Perhaps the most important point regarding presbyopia correction is that no single solution is right for everyone. Patients’ age, needs, ocular anatomy, and refractive prescription influence the decision on which procedure is most appropriate. I have been using the Vivior Visual Behavior Monitor (Vivior) for several years and find the technology provides invaluable assistance when deciding between different IOLs, mix-and-match options, or refractive targets for a blended vision approach.


Presbyopia management is a growing sector in refractive surgery. Retaining and satisfying patients with presbyopia comes down to informed consent and delighting them with the prospects of spectacle independence, a more aesthetic appeal, and a lower risk of injury associated with varifocal glasses use. The segment of the population that seeks refractive correction can afford surgery more easily than their younger counterparts. It therefore is in our best interest to educate them on the disease and its management even before they require treatment.

Whatever presbyopia treatment they receive, patients should have reasonable expectations regarding its longevity. We surgeons provide excellent care by helping them to address their visual needs for a lifetime.

1. Lord SR, Dayhew J, Howland A. Multifocal glasses impair edge-contrast sensitivity and depth perception and increase the risk of falls in older people. J Am< Geriatr Soc. 2002;50(11):1760-1766.

2. Parkkari J, Kannus P, Palvanen M, et al. Majority of hip fractures occur as a result of a fall and impact on the greater trochanter of the femur: a prospective controlled hip fracture study with 206 consecutive patients. Calcif Tissue Int. 1999;65:183-187.

3. Scott V, Pearce M, Pengelly C. Technical report: hospitalizations due to falls among Canadians age 65 and over: an analysis of data from the discharge abstract database as presented in: Report on Seniors’ Falls in Canada (Section 2.2). Accessed January 27, 2020. www.phac-aspc.gc.ca/seniors-aines/alt-formats/pdf/publications/pro/injury-blessure/seniors_falls/technical-report-hospitalizations_e.pdf

4. Falls facts and figures. Regional Geriatric Program of Eastern Ontario. Accessed January 27, 2020. www.rgpeo.com/media/57625/falls facts and figures oct 29.pdf

5. Falls are leading cause of injury and death in older Americans [press release]. Centers for Disease Control and Prevention. September 22, 2016. Accessed January 27, 2020. www.cdc.gov/media/releases/2016/p0922-older-adult-falls.html

6. Falls prevention facts. National Council on Aging. Accessed January 27, 2020. https://www.ncoa.org/news/resources-for-reporters/get-the-facts/falls-prevention-facts
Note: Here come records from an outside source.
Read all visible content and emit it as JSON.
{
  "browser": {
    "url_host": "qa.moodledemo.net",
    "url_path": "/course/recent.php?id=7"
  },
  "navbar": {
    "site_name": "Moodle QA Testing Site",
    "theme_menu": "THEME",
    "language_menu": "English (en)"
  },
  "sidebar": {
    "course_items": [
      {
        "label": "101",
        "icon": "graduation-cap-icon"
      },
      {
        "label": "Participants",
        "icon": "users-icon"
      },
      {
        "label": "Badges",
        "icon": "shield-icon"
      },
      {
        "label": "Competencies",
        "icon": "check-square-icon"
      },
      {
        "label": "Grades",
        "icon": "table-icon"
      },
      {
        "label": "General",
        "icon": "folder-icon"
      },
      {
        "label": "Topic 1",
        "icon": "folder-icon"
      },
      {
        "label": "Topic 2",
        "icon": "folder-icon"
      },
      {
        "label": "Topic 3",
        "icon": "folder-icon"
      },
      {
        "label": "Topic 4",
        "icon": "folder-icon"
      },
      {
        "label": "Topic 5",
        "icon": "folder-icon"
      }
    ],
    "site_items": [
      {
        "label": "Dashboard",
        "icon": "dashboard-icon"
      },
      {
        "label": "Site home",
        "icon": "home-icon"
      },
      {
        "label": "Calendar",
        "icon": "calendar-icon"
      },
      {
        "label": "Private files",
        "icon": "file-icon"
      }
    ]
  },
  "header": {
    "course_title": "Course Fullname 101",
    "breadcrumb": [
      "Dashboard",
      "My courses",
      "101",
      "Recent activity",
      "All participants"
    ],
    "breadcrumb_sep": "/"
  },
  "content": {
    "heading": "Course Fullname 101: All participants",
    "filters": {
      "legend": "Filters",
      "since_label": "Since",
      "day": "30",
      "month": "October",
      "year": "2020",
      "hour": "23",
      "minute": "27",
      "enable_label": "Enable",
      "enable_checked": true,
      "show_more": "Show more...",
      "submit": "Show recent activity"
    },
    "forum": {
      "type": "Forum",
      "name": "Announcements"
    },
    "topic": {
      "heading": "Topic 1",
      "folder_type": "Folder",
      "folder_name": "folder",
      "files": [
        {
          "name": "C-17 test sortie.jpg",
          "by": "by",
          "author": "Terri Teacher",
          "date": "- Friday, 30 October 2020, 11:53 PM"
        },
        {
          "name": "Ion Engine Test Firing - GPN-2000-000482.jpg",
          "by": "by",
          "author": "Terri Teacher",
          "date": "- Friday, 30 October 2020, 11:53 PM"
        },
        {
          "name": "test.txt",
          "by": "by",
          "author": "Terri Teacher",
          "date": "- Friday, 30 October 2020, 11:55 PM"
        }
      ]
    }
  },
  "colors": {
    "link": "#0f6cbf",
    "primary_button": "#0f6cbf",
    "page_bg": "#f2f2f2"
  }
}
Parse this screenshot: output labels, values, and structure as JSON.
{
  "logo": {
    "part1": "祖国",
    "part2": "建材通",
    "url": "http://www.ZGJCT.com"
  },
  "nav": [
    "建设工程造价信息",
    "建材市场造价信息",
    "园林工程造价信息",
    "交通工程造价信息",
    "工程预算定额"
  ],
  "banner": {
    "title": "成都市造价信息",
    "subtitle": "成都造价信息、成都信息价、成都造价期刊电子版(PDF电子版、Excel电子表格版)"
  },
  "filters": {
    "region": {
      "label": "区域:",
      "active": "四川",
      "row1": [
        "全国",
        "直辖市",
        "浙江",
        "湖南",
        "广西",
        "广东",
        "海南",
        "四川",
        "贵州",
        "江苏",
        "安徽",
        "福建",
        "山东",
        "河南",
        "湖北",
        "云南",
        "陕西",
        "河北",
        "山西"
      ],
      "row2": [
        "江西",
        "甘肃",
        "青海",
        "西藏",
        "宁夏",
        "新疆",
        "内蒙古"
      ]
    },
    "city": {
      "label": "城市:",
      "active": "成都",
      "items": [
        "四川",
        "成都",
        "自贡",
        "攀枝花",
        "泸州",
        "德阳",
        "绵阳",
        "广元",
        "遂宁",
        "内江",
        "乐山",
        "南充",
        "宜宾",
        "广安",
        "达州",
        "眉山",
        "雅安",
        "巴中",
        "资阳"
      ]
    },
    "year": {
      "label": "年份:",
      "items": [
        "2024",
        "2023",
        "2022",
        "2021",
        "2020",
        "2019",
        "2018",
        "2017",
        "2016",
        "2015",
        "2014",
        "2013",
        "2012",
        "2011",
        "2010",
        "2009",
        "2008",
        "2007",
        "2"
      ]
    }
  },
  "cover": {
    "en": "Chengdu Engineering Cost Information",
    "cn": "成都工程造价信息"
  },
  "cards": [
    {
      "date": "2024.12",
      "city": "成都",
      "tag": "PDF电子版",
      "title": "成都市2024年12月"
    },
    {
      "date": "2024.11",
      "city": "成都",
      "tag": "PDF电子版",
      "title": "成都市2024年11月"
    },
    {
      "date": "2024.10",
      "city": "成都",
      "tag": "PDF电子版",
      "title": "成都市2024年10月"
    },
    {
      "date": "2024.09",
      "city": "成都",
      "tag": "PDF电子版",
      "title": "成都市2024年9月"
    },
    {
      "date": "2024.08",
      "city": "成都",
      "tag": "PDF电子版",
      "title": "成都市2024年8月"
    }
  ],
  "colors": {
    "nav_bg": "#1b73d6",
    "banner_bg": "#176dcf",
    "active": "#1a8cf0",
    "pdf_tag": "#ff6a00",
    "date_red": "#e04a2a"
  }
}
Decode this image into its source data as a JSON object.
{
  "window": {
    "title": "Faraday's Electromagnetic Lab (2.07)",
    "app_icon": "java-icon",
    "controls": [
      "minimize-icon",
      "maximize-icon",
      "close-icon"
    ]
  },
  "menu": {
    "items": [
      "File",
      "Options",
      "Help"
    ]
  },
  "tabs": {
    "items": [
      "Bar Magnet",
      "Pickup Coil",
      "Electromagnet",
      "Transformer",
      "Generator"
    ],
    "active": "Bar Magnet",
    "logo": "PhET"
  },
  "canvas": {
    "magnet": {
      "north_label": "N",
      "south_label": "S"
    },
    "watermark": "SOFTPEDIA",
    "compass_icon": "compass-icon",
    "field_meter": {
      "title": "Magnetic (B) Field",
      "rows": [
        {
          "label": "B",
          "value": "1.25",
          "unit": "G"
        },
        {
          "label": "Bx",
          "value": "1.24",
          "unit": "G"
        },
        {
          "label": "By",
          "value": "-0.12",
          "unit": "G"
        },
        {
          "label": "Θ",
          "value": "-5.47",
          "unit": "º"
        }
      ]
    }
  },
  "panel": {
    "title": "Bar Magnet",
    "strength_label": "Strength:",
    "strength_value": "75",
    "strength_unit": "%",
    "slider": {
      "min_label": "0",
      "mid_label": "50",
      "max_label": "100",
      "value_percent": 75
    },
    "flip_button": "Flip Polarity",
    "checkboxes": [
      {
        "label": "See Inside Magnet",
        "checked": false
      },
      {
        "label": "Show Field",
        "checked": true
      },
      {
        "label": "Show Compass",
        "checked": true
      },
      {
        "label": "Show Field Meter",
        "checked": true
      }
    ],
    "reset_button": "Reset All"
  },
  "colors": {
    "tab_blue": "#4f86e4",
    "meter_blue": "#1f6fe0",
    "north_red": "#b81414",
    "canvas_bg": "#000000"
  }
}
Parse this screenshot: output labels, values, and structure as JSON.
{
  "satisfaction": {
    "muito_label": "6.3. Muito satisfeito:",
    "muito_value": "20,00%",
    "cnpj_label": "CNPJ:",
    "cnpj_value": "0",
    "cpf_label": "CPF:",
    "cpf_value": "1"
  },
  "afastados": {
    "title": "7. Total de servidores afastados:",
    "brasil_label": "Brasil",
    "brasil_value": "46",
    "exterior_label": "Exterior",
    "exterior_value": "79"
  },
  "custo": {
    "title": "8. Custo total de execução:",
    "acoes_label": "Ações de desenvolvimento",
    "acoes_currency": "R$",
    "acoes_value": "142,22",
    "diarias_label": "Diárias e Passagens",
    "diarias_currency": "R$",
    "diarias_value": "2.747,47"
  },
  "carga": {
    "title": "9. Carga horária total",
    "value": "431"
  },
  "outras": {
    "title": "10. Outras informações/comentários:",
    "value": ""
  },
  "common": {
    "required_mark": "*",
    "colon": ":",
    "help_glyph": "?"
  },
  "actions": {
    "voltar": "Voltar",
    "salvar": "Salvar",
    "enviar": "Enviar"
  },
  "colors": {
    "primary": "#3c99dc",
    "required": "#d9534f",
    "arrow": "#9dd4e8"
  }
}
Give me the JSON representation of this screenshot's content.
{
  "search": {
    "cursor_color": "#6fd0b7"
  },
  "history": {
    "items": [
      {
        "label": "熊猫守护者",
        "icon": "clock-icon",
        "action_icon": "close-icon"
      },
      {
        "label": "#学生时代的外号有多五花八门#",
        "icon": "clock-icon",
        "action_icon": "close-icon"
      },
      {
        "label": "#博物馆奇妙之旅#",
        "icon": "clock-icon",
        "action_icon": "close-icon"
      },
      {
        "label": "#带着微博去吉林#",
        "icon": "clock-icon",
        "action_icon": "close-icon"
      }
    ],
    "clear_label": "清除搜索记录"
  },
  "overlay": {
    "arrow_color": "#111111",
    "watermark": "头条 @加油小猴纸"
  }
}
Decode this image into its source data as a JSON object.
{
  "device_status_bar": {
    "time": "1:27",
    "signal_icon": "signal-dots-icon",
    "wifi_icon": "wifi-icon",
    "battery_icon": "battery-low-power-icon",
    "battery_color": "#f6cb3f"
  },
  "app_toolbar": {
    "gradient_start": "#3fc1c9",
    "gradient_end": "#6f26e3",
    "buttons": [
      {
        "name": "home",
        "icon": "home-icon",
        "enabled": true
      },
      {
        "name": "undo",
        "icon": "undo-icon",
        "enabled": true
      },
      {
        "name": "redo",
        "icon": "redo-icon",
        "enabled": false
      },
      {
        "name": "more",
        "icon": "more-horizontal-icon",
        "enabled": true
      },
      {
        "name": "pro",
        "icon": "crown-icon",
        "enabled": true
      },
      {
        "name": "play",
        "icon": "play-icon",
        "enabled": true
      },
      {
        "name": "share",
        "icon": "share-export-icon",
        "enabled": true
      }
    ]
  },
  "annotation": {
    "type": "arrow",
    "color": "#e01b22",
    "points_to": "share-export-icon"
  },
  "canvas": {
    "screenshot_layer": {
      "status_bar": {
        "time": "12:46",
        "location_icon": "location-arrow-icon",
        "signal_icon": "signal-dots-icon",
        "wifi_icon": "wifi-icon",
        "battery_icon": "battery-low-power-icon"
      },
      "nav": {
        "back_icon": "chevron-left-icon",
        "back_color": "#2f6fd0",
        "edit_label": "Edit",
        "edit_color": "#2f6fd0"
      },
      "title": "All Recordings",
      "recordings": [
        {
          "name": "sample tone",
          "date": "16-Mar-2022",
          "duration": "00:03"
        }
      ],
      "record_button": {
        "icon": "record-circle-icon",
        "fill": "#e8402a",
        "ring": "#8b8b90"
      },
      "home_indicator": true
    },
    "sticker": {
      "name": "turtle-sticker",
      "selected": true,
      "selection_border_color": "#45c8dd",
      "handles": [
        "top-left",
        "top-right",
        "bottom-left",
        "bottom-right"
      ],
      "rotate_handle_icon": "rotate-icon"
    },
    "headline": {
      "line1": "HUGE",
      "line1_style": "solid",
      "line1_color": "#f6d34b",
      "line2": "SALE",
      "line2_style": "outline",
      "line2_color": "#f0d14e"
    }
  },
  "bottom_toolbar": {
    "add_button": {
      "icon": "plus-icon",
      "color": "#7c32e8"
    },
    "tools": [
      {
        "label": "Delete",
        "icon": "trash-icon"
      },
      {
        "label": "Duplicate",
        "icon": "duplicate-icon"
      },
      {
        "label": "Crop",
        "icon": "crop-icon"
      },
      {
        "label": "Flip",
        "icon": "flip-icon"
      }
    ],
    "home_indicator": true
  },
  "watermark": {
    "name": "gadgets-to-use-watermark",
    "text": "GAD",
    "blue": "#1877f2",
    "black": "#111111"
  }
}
7. Statista website. Value of U.S. ophthalmology market from 2009 to 2014 (in billion U.S. dollars). Accessed February 24, 2020. https://www.statista.com/statistics/445654/us-ophthalmology-market-size

Arthur B. Cummings, MB ChB, FCS(SA), MMed(Ophth), FRCS(Edin)
  • Consultant Ophthalmologist, Wellington Eye Clinic, Dublin, Ireland
  • Chief Medical Editor, CRST Europe
  • Member, CRST International Advisory Board
  • abc@wellingtoneyeclinic.com
  • Financial disclosure: Board of Directors (Alcon); Medical advisory board (Alcon, Vivior, WaveLight)